## Prompt
In full and without alteration, print the entries.

## Supplied material

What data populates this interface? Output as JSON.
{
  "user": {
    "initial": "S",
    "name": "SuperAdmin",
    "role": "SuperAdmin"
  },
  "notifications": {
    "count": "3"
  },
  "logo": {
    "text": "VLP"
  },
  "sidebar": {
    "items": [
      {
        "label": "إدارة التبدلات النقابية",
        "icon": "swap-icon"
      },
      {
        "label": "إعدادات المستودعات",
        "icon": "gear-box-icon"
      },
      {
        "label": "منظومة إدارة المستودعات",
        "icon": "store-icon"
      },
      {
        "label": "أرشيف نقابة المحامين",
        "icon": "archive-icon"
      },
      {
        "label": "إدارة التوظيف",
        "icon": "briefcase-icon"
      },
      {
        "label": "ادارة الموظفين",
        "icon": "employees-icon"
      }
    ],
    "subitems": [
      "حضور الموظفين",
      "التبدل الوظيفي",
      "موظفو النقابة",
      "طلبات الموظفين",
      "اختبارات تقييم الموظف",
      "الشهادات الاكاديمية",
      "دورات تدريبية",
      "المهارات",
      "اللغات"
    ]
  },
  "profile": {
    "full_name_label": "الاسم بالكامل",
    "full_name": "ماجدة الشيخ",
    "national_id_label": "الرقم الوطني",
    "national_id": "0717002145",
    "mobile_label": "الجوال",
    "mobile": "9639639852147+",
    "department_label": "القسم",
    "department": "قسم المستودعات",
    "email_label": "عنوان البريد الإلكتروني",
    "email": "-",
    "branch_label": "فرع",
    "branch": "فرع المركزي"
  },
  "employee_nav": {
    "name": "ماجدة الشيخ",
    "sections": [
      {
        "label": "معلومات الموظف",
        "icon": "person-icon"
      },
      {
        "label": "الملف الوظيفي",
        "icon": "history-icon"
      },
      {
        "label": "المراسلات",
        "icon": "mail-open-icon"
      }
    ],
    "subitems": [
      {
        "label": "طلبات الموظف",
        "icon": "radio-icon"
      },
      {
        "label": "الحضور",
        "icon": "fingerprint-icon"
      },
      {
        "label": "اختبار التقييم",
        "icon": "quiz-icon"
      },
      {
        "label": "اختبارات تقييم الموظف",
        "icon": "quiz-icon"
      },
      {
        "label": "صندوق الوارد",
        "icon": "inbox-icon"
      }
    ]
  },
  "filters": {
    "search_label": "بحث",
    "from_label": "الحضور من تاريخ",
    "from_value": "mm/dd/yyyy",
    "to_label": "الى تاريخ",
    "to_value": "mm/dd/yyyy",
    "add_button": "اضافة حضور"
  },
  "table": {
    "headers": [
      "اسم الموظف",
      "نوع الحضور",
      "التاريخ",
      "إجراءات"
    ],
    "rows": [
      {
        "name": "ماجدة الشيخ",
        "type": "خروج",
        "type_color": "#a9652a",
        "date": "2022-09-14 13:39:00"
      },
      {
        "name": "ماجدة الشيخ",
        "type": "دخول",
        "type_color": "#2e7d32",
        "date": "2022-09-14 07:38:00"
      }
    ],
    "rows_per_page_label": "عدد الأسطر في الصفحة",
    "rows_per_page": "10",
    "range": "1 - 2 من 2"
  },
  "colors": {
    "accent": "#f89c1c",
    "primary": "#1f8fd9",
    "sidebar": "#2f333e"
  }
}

## Task result
What data populates this interface? Output as JSON.
{
  "user": {
    "initial": "S",
    "name": "SuperAdmin",
    "role": "SuperAdmin"
  },
  "notifications": {
    "count": "3"
  },
  "logo": {
    "text": "VLP"
  },
  "sidebar": {
    "items": [
      {
        "label": "إدارة التبدلات النقابية",
        "icon": "swap-icon"
      },
      {
        "label": "إعدادات المستودعات",
        "icon": "gear-box-icon"
      },
      {
        "label": "منظومة إدارة المستودعات",
        "icon": "store-icon"
      },
      {
        "label": "أرشيف نقابة المحامين",
        "icon": "archive-icon"
      },
      {
        "label": "إدارة التوظيف",
        "icon": "briefcase-icon"
      },
      {
        "label": "ادارة الموظفين",
        "icon": "employees-icon"
      }
    ],
    "subitems": [
      "حضور الموظفين",
      "التبدل الوظيفي",
      "موظفو النقابة",
      "طلبات الموظفين",
      "اختبارات تقييم الموظف",
      "الشهادات الاكاديمية",
      "دورات تدريبية",
      "المهارات",
      "اللغات"
    ]
  },
  "profile": {
    "full_name_label": "الاسم بالكامل",
    "full_name": "ماجدة الشيخ",
    "national_id_label": "الرقم الوطني",
    "national_id": "0717002145",
    "mobile_label": "الجوال",
    "mobile": "9639639852147+",
    "department_label": "القسم",
    "department": "قسم المستودعات",
    "email_label": "عنوان البريد الإلكتروني",
    "email": "-",
    "branch_label": "فرع",
    "branch": "فرع المركزي"
  },
  "employee_nav": {
    "name": "ماجدة الشيخ",
    "sections": [
      {
        "label": "معلومات الموظف",
        "icon": "person-icon"
      },
      {
        "label": "الملف الوظيفي",
        "icon": "history-icon"
      },
      {
        "label": "المراسلات",
        "icon": "mail-open-icon"
      }
    ],
    "subitems": [
      {
        "label": "طلبات الموظف",
        "icon": "radio-icon"
      },
      {
        "label": "الحضور",
        "icon": "fingerprint-icon"
      },
      {
        "label": "اختبار التقييم",
        "icon": "quiz-icon"
      },
      {
        "label": "اختبارات تقييم الموظف",
        "icon": "quiz-icon"
      },
      {
        "label": "صندوق الوارد",
        "icon": "inbox-icon"
      }
    ]
  },
  "filters": {
    "search_label": "بحث",
    "from_label": "الحضور من تاريخ",
    "from_value": "mm/dd/yyyy",
    "to_label": "الى تاريخ",
    "to_value": "mm/dd/yyyy",
    "add_button": "اضافة حضور"
  },
  "table": {
    "headers": [
      "اسم الموظف",
      "نوع الحضور",
      "التاريخ",
      "إجراءات"
    ],
    "rows": [
      {
        "name": "ماجدة الشيخ",
        "type": "خروج",
        "type_color": "#a9652a",
        "date": "2022-09-14 13:39:00"
      },
      {
        "name": "ماجدة الشيخ",
        "type": "دخول",
        "type_color": "#2e7d32",
        "date": "2022-09-14 07:38:00"
      }
    ],
    "rows_per_page_label": "عدد الأسطر في الصفحة",
    "rows_per_page": "10",
    "range": "1 - 2 من 2"
  },
  "colors": {
    "accent": "#f89c1c",
    "primary": "#1f8fd9",
    "sidebar": "#2f333e"
  }
}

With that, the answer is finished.